23 Coats (1972, p. 488) suggests that ‘moderates’ among the electors, like Nicholson and J. N. Keynes, were displeased by Marshall’s lobbying in favour of Pigou. Coase (1972, p.483-484) suggests that they probably voted against Pigou and in favour of Foxwell.
24 Peter Groenewegen (2012) considers Charles Ryle Fay (1884-1961) and Walter Layton (1884-1966) as minor Marshallians. Fay, an economic historian, remained an academic during the course of his working life teaching and writing economic history but he also completed a treatise on the cooperative movement in Great Britain and abroad. Layton wrote on labour economics and the price level.
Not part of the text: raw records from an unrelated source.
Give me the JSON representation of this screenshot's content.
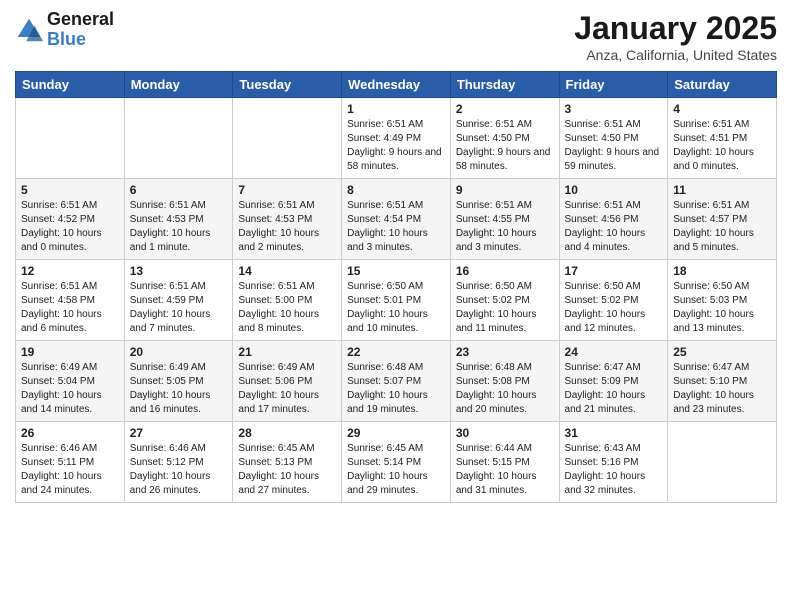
{
  "logo": {
    "name_general": "General",
    "name_blue": "Blue"
  },
  "title": "January 2025",
  "location": "Anza, California, United States",
  "weekdays": [
    "Sunday",
    "Monday",
    "Tuesday",
    "Wednesday",
    "Thursday",
    "Friday",
    "Saturday"
  ],
  "weeks": [
    [
      {
        "day": "",
        "info": ""
      },
      {
        "day": "",
        "info": ""
      },
      {
        "day": "",
        "info": ""
      },
      {
        "day": "1",
        "info": "Sunrise: 6:51 AM\nSunset: 4:49 PM\nDaylight: 9 hours and 58 minutes."
      },
      {
        "day": "2",
        "info": "Sunrise: 6:51 AM\nSunset: 4:50 PM\nDaylight: 9 hours and 58 minutes."
      },
      {
        "day": "3",
        "info": "Sunrise: 6:51 AM\nSunset: 4:50 PM\nDaylight: 9 hours and 59 minutes."
      },
      {
        "day": "4",
        "info": "Sunrise: 6:51 AM\nSunset: 4:51 PM\nDaylight: 10 hours and 0 minutes."
      }
    ],
    [
      {
        "day": "5",
        "info": "Sunrise: 6:51 AM\nSunset: 4:52 PM\nDaylight: 10 hours and 0 minutes."
      },
      {
        "day": "6",
        "info": "Sunrise: 6:51 AM\nSunset: 4:53 PM\nDaylight: 10 hours and 1 minute."
      },
      {
        "day": "7",
        "info": "Sunrise: 6:51 AM\nSunset: 4:53 PM\nDaylight: 10 hours and 2 minutes."
      },
      {
        "day": "8",
        "info": "Sunrise: 6:51 AM\nSunset: 4:54 PM\nDaylight: 10 hours and 3 minutes."
      },
      {
        "day": "9",
        "info": "Sunrise: 6:51 AM\nSunset: 4:55 PM\nDaylight: 10 hours and 3 minutes."
      },
      {
        "day": "10",
        "info": "Sunrise: 6:51 AM\nSunset: 4:56 PM\nDaylight: 10 hours and 4 minutes."
      },
      {
        "day": "11",
        "info": "Sunrise: 6:51 AM\nSunset: 4:57 PM\nDaylight: 10 hours and 5 minutes."
      }
    ],
    [
      {
        "day": "12",
        "info": "Sunrise: 6:51 AM\nSunset: 4:58 PM\nDaylight: 10 hours and 6 minutes."
      },
      {
        "day": "13",
        "info": "Sunrise: 6:51 AM\nSunset: 4:59 PM\nDaylight: 10 hours and 7 minutes."
      },
      {
        "day": "14",
        "info": "Sunrise: 6:51 AM\nSunset: 5:00 PM\nDaylight: 10 hours and 8 minutes."
      },
      {
        "day": "15",
        "info": "Sunrise: 6:50 AM\nSunset: 5:01 PM\nDaylight: 10 hours and 10 minutes."
      },
      {
        "day": "16",
        "info": "Sunrise: 6:50 AM\nSunset: 5:02 PM\nDaylight: 10 hours and 11 minutes."
      },
      {
        "day": "17",
        "info": "Sunrise: 6:50 AM\nSunset: 5:02 PM\nDaylight: 10 hours and 12 minutes."
      },
      {
        "day": "18",
        "info": "Sunrise: 6:50 AM\nSunset: 5:03 PM\nDaylight: 10 hours and 13 minutes."
      }
    ],
    [
      {
        "day": "19",
        "info": "Sunrise: 6:49 AM\nSunset: 5:04 PM\nDaylight: 10 hours and 14 minutes."
      },
      {
        "day": "20",
        "info": "Sunrise: 6:49 AM\nSunset: 5:05 PM\nDaylight: 10 hours and 16 minutes."
      },
      {
        "day": "21",
        "info": "Sunrise: 6:49 AM\nSunset: 5:06 PM\nDaylight: 10 hours and 17 minutes."
      },
      {
        "day": "22",
        "info": "Sunrise: 6:48 AM\nSunset: 5:07 PM\nDaylight: 10 hours and 19 minutes."
      },
      {
        "day": "23",
        "info": "Sunrise: 6:48 AM\nSunset: 5:08 PM\nDaylight: 10 hours and 20 minutes."
      },
      {
        "day": "24",
        "info": "Sunrise: 6:47 AM\nSunset: 5:09 PM\nDaylight: 10 hours and 21 minutes."
      },
      {
        "day": "25",
        "info": "Sunrise: 6:47 AM\nSunset: 5:10 PM\nDaylight: 10 hours and 23 minutes."
      }
    ],
    [
      {
        "day": "26",
        "info": "Sunrise: 6:46 AM\nSunset: 5:11 PM\nDaylight: 10 hours and 24 minutes."
      },
      {
        "day": "27",
        "info": "Sunrise: 6:46 AM\nSunset: 5:12 PM\nDaylight: 10 hours and 26 minutes."
      },
      {
        "day": "28",
        "info": "Sunrise: 6:45 AM\nSunset: 5:13 PM\nDaylight: 10 hours and 27 minutes."
      },
      {
        "day": "29",
        "info": "Sunrise: 6:45 AM\nSunset: 5:14 PM\nDaylight: 10 hours and 29 minutes."
      },
      {
        "day": "30",
        "info": "Sunrise: 6:44 AM\nSunset: 5:15 PM\nDaylight: 10 hours and 31 minutes."
      },
      {
        "day": "31",
        "info": "Sunrise: 6:43 AM\nSunset: 5:16 PM\nDaylight: 10 hours and 32 minutes."
      },
      {
        "day": "",
        "info": ""
      }
    ]
  ]
}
He left academia to become a financial journalist and newspaper editor, later becoming the proprietor of the weekly Economist. (See Groenewegen’s book for an in-depth consideration of both men as Marshallian economists).
25 Pigou also provided considerable support to Richard Kahn particularly in the consideration and endorsement of Kahn’s fellowship dissertation, providing advice to Kahn to publish the work without delay; advice Kahn did in the end act upon (see Aslanbeigui & Oakes, 2010).
26 The ongoing debates concerning this theoretical issue would later culminate in the “increasing returns-symposium” in which appeared in The Economic Journal in 1930.
27 Aslanbeigui (1996; 1997) provides an historical account of how the cost controversy affected Pigou’s analysis noting that his responses led to his separation of external and internal economies of an equilibrium firm, constructing the average and marginal cost curves, and outlining the conditions for equilibrium.
28 Although Coase’s work appeared after Pigou’s death, Aslanbeigui (2010, pp. lv-lvii) constructs a possible critique that may Pigou may have presented.
th Pigou is remembered for having been particularly fond of children for whom he would develop amusing stories. Collard (1996, p.32), when exploring Pigou’s relationship with his publisher Macmillan, reports Pigou’s suggestion of publishing stories which he had over the years “tried out successfully on several children”.
29 Further details of Pigou’s climbing achievements can be found in his obituary written by H.C.A. Guant (1959) appearing in the Alpine Journal.
30 This event is remembered in detail in Philip Noel-Baker’s (1959) obituary on Pigou appearing in Nature.
31 In his biography of the famous British rock climber, John Menlove Edwards, Jim Perrin (1993) recounts the relationship that developed between Noyce and Menlove during 1936, with the relationship ending on Noyce’s enrolment at King’s. The relationship between Noyce and Pigou, who was much older than Noyce (Pigou would have been approaching 60 years of age, 40 years Noyce’s senior), became lifelong and close. However, there is little to suggest that this friendship extended anywhere beyond a young man and a sponsor. Pigou remained friends with Noyce after his marriage in 1950 and the subsequent birth of his two sons and Pigou generously remembered Noyce in his final will and testimony.
32 Pigou would later confer upon visitors at Buttermere, for achievements in hill-walking and rock-climbing, the various medals and ribbons he had been bestowed for the activities of his ambulance driving during World War I (Champernowne, 1959).
33 Aslanbeigui (1992) refers to J. N. Keynes’ Dairies, June 1 and 4, 1908.
34Naldi (2005) reproduces the second paragraph of this letter. Where difficulties were encountered in deciphering A.C. Pigou’s difficult to decipher handwriting, we have relied on Naldi’s transcription .